Maintain a proper amount of food for them each day. However, overeating can cause your puppy to become sick. So, keep extra food and snacks out of reach so they do not overeat and become sick!

Your favorite food might be a burger or pasta, but your puppy’s stomach cannot tolerate this type of food. Be sure to familiarize yourself with dangerous foods your puppy should never eat. Next, avoid feeding your dog table food to avoid stomach upset. Finally, feed your puppy on a schedule. Scheduled feedings will allow you to regulate how much food they eat as well as when and where they pee.

Potty Training Your New Puppy

Potty training your puppy can be challenging and may take a long time, but be diligent! Some puppies catch on to potty training in a few weeks, while others may take months. Patience, consistency, and incentives are the keys to successfully housebreaking your new pet.

Begin by taking your puppy out as soon as he comes out of his kennel and before he goes to bed at night. You’ll also want to keep him as much as possible in his puppy-proof part of the home, so he doesn’t find new spots to establish his territory by having an accident.

Take him outside to pee after each play session and period of excitement. Puppies’ bladders are frequently out of control, and they frequently forget they need to go until it’s too late. After all of the excitement, taking them out will reinforce the concept that they need to use the restroom outside.

Finally, take your puppy out for a potty break 15 to 30 minutes after meals. Waiting any longer may result in accidents in your home. Also, as time passes, you will have a better idea of how long it takes your new puppy to digest his food.  

When you’ve finished a successful outdoor trip to the facilities, utilize positive reinforcement to reward your pup. Reward them for their accomplishments with lots of praise, head strokes, and tasty snacks!

Socializing is an Important Step In Bringing a Puppy Home

With all of the excitement around a new puppy, it might be challenging to figure out what to do with the puppy when you first bring him home! Rather than allowing everyone to crowd him and risk overwhelming his senses, meet him one-on-one in the neighborhood where he’ll be residing. Puppy socialization is key to raising your new pet to be a cheerful, polite, and confident four-legged best friend. 
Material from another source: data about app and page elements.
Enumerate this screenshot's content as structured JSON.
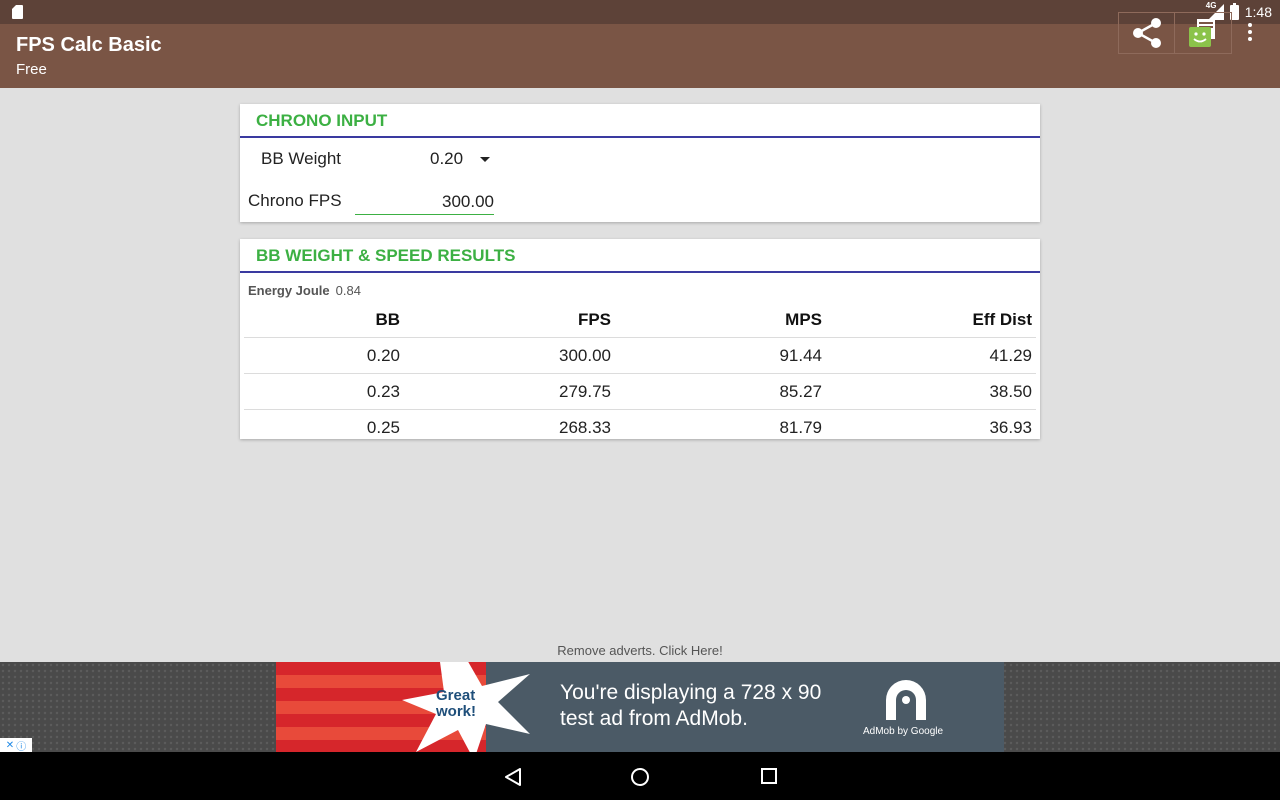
{
  "status_bar": {
    "time": "1:48",
    "network_label": "4G"
  },
  "app_bar": {
    "title": "FPS Calc Basic",
    "subtitle": "Free",
    "share_icon": "share-icon",
    "store_icon": "android-store-icon",
    "overflow_icon": "overflow-menu-icon"
  },
  "chrono_input": {
    "header": "CHRONO INPUT",
    "bb_weight_label": "BB Weight",
    "bb_weight_value": "0.20",
    "chrono_fps_label": "Chrono FPS",
    "chrono_fps_value": "300.00"
  },
  "results": {
    "header": "BB WEIGHT & SPEED RESULTS",
    "energy_label": "Energy Joule",
    "energy_value": "0.84",
    "columns": [
      "BB",
      "FPS",
      "MPS",
      "Eff Dist"
    ],
    "rows": [
      [
        "0.20",
        "300.00",
        "91.44",
        "41.29"
      ],
      [
        "0.23",
        "279.75",
        "85.27",
        "38.50"
      ],
      [
        "0.25",
        "268.33",
        "81.79",
        "36.93"
      ]
    ]
  },
  "remove_ads": "Remove adverts. Click Here!",
  "ad": {
    "badge": [
      "Great",
      "work!"
    ],
    "message": [
      "You're displaying a 728 x 90",
      "test ad from AdMob."
    ],
    "brand": "AdMob by Google"
  },
  "colors": {
    "status_bar": "#5d4238",
    "app_bar": "#7a5545",
    "accent_green": "#3cb043",
    "header_rule": "#3a3aa0"
  }
}
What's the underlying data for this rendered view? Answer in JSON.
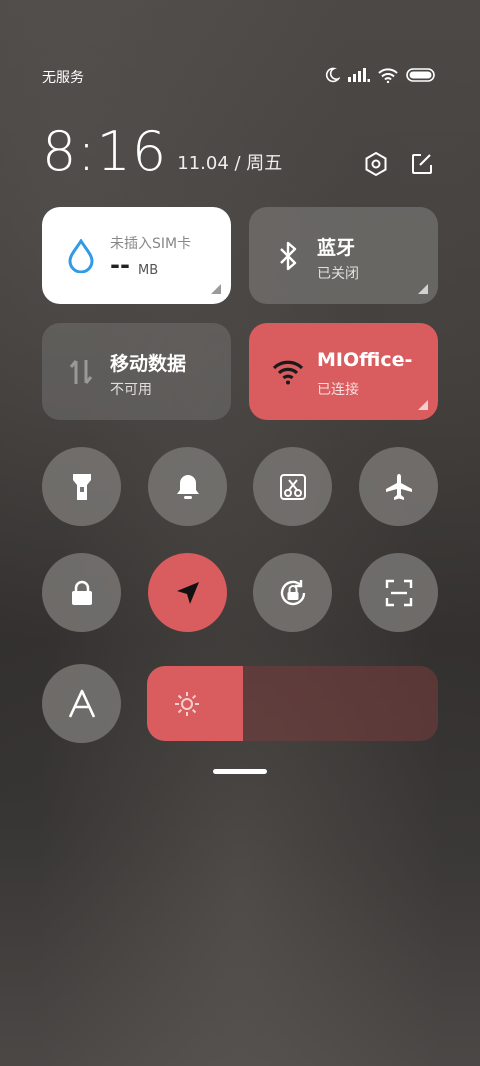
{
  "status": {
    "carrier": "无服务"
  },
  "clock": {
    "time": "8:16",
    "date": "11.04 / 周五"
  },
  "tiles": {
    "data_usage": {
      "line1": "未插入SIM卡",
      "value": "--",
      "unit": "MB"
    },
    "bluetooth": {
      "title": "蓝牙",
      "state": "已关闭"
    },
    "mobile_data": {
      "title": "移动数据",
      "state": "不可用"
    },
    "wifi": {
      "title": "MIOffice-",
      "state": "已连接"
    }
  },
  "toggles": [
    "flashlight",
    "silent",
    "screenshot",
    "airplane",
    "lock-screen",
    "location",
    "auto-rotate",
    "scanner",
    "font-size"
  ],
  "brightness": {
    "level": 0.33
  },
  "colors": {
    "accent": "#d95c5f",
    "tile_bg": "#6a6866",
    "white_tile": "#ffffff",
    "blue_icon": "#2f9ae6"
  }
}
Additionally, you will want to introduce your new puppy to any other pets in your home. 

Your older dog may feel intruded upon by this new ball of fluff, just as your puppy is settling into his new home! Begin by exposing your older dog to your new puppy in a neutral environment. Allow them to smell each other. Be sure to leash your older dog so you can immediately remove him if he shows signs of aggression toward your new puppy.

Allow your dogs to grow more acquainted with one another in the safety of a puppy-proof. Closely observe any interaction between your older dog and your new puppy. When older dogs realize the puppy isn’t a threat, they usually relax into the position of an older sibling and play with and love the puppy, but if they’re irritated, they can lash out. 


Puppies are a lot of fun, but bringing a puppy home may be stressful. Reduce stress by taking a few measures and preparing yourself and your pet for success from the start! By following the above tips, your puppy will get adjusted to their new home and environment in no time. Exercising your puppy is so important, and Latchkey Pets is here to help with our daytime dog-walking services. We provide loving care when you can’t be there, and for more information on our pet services, give us a call today! 

Posted in

Jeanna Ruehter